Erotic Author

Saturday, November 21, 2015

Jumping Ahead

I manage to get some reading time in these days and have begun to notice a trend that even some of my favorite, well-known authors are doing, and that is skipping ahead with regard to the time frame. I've done it myself, sometimes at the end of a story I'll do a brief chapter starting out, one year later kind of thing. But a few of the books I've read lately go over the top in my opinion.

Recently I read an author who I love. Through most of the book the writing went smoothly and at a nice pace. However, the last few chapters had me frowning as she would start some chapters and even paragraphs with something like three weeks later, then six months later, then four days later, and on it went until finally the end. It left me with the feeling that she got tired of writing the story and just wanted to get it over with, instead of writing out what her characters were doing.

For some reason that bugs the crap out of me, so I wanted to get your ideas on it. Does it bother you when an author jumps ahead like that in her story line? Just curious.

4 comments:

Emily said...

That does annoy me. There are rare exceptions where authors use time skips like this and it works, though the story has to be designed with those in mind. I see it most often in adventure/fantasy books where they go to travel and while you see some of the big action events, the boring minutia of the travel is skipped over because it wouldn't be interesting to constantly read about traveling on horseback, boat, etc. So in that case, I don't mind it so much. But when authors use it to skip developmental details, such as how a relationship develops, important plot points, etc., then it irritates me so much. I don't mind a time skip as an epilogue/look at the future, but using it constantly in the story for no reason?

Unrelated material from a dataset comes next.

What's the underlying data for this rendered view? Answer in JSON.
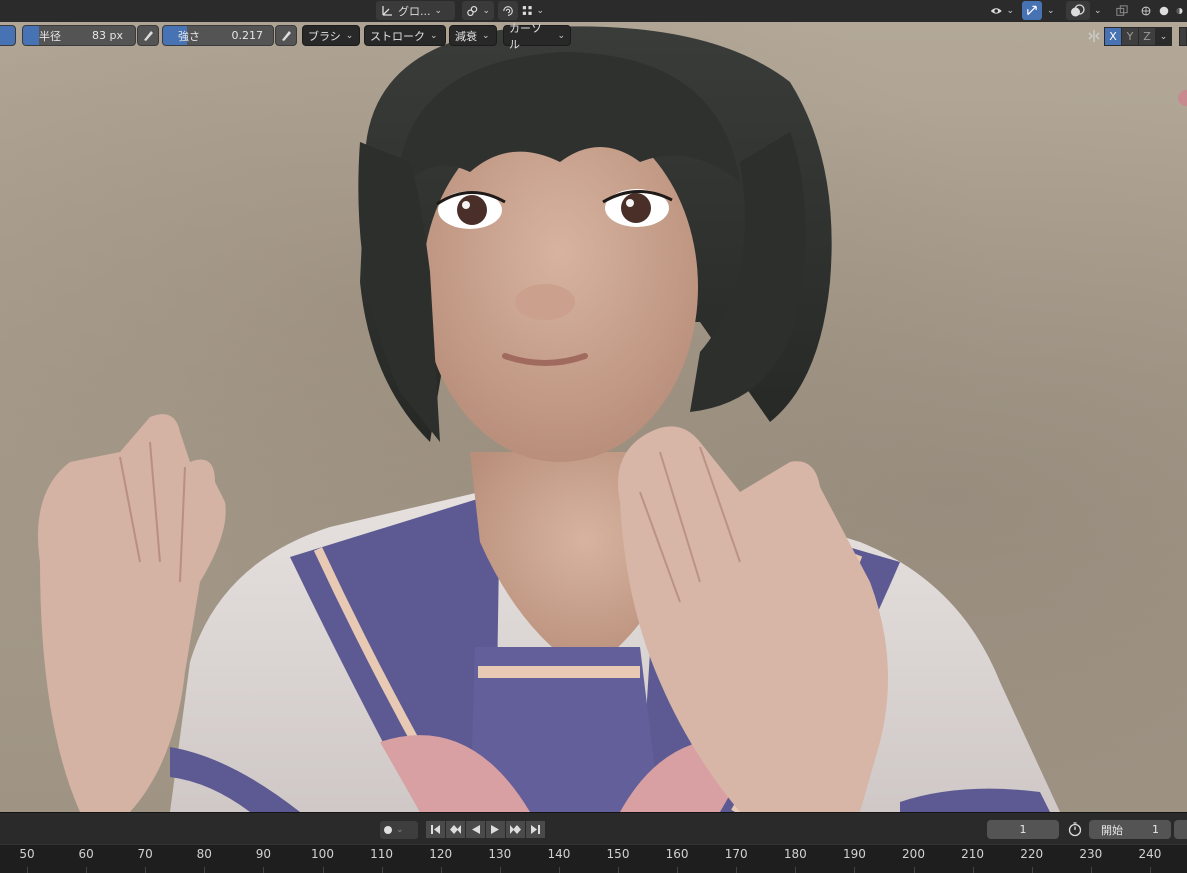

If an author can't bother to spend time and write the story, then I won't bother to waste my time reading it.

Tory Richards said...

Hi Emily! Yeah, some of it does make sense, and you'd expect to see it. But not so much in the contemporary books I favor. It's kind of disappointing that a couple of my favorite authors are doing it more and more, I guess because their readers aren't complaining. They're also putting out more books so I guess skipping ahead saves them time and allows them to publish more.

I do it once in a while but not more than once in a story and then usually at the end. I hope I'm not forced to eat my words later:)

LisaParker said...

I don't much care for cliff hangers... sometimes because it takes so long to get the next story that I lose interest to soon. The author must keep my attention at all times and make me want to read the next one.

Tory Richards said...

I agree! When I like an author who has written a cliffhanger I'll follow her on Amazon so that I'll be notified of the next release. But that's not often.